━━━ Data for review
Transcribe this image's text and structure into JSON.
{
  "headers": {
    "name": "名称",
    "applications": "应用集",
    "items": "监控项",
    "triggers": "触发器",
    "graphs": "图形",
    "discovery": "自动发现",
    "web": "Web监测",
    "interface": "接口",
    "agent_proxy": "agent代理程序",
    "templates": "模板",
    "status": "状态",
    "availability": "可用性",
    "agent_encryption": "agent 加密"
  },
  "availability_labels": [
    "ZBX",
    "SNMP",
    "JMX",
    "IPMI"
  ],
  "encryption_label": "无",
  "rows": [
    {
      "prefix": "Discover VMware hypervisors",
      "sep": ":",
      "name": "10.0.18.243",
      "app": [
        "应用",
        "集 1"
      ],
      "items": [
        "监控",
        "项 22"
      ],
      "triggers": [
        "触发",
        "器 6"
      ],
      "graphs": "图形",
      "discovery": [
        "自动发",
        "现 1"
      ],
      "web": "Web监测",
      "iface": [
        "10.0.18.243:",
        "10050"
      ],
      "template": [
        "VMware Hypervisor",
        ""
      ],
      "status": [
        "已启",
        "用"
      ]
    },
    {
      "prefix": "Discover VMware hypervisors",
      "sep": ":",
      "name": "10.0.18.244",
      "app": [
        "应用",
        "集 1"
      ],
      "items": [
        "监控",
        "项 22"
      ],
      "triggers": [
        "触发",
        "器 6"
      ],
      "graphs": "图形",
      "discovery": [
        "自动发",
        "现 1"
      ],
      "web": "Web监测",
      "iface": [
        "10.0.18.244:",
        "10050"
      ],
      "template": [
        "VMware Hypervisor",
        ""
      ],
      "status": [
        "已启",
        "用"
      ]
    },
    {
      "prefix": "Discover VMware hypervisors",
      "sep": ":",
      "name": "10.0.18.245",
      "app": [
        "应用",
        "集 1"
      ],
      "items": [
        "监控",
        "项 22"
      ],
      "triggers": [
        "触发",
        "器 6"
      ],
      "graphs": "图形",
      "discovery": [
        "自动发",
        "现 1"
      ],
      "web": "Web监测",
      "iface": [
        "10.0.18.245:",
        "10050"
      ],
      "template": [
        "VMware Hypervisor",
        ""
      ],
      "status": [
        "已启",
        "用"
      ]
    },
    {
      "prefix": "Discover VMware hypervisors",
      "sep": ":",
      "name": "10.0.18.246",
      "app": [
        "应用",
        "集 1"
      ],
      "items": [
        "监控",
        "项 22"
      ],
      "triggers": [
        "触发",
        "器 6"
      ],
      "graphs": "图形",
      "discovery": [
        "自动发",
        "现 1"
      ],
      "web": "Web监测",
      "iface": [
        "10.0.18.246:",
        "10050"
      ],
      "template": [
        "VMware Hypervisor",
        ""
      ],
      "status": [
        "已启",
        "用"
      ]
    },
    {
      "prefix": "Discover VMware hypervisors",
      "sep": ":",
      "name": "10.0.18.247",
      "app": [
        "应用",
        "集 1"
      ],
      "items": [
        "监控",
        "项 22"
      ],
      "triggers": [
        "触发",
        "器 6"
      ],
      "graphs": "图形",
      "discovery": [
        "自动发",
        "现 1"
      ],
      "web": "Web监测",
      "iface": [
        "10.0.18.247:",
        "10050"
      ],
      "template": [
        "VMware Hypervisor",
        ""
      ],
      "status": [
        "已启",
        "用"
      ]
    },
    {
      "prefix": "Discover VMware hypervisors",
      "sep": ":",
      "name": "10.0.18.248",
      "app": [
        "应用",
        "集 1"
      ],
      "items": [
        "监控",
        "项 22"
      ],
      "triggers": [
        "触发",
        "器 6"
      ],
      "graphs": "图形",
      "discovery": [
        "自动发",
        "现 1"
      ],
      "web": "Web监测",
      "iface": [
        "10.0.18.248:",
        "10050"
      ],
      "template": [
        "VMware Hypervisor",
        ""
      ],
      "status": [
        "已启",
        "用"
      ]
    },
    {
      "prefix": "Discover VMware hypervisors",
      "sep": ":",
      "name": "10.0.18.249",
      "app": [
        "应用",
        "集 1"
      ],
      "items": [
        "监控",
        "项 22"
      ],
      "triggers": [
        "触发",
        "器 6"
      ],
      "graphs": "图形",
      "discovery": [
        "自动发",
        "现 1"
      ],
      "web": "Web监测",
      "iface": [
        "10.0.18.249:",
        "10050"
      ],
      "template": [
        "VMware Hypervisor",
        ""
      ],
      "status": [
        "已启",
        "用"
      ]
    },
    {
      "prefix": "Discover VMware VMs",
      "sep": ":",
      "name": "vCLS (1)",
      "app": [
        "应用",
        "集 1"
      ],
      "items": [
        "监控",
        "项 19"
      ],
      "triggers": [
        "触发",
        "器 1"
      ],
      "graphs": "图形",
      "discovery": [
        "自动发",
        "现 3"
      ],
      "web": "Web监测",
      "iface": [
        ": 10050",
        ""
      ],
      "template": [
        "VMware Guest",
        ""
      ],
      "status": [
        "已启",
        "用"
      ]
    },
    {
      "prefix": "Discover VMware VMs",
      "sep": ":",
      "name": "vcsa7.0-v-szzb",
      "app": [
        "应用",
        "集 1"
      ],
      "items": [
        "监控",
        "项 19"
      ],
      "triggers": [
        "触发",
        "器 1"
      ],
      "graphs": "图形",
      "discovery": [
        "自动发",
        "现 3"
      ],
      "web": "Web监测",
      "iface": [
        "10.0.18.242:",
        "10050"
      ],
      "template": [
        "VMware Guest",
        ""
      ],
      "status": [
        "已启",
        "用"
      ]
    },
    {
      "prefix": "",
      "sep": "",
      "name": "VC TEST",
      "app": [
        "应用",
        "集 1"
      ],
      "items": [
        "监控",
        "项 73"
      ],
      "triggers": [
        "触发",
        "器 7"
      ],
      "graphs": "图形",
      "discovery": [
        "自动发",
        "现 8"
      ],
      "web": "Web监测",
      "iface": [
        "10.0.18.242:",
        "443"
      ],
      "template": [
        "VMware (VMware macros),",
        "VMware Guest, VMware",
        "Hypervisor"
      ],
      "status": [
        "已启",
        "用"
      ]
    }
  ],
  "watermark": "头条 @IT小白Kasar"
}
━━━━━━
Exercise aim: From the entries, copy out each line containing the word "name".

Solution to this problem:
    "name": "名称",
      "name": "10.0.18.243",
      "name": "10.0.18.244",
      "name": "10.0.18.245",
      "name": "10.0.18.246",
      "name": "10.0.18.247",
      "name": "10.0.18.248",
      "name": "10.0.18.249",
      "name": "vCLS (1)",
      "name": "vcsa7.0-v-szzb",
      "name": "VC TEST",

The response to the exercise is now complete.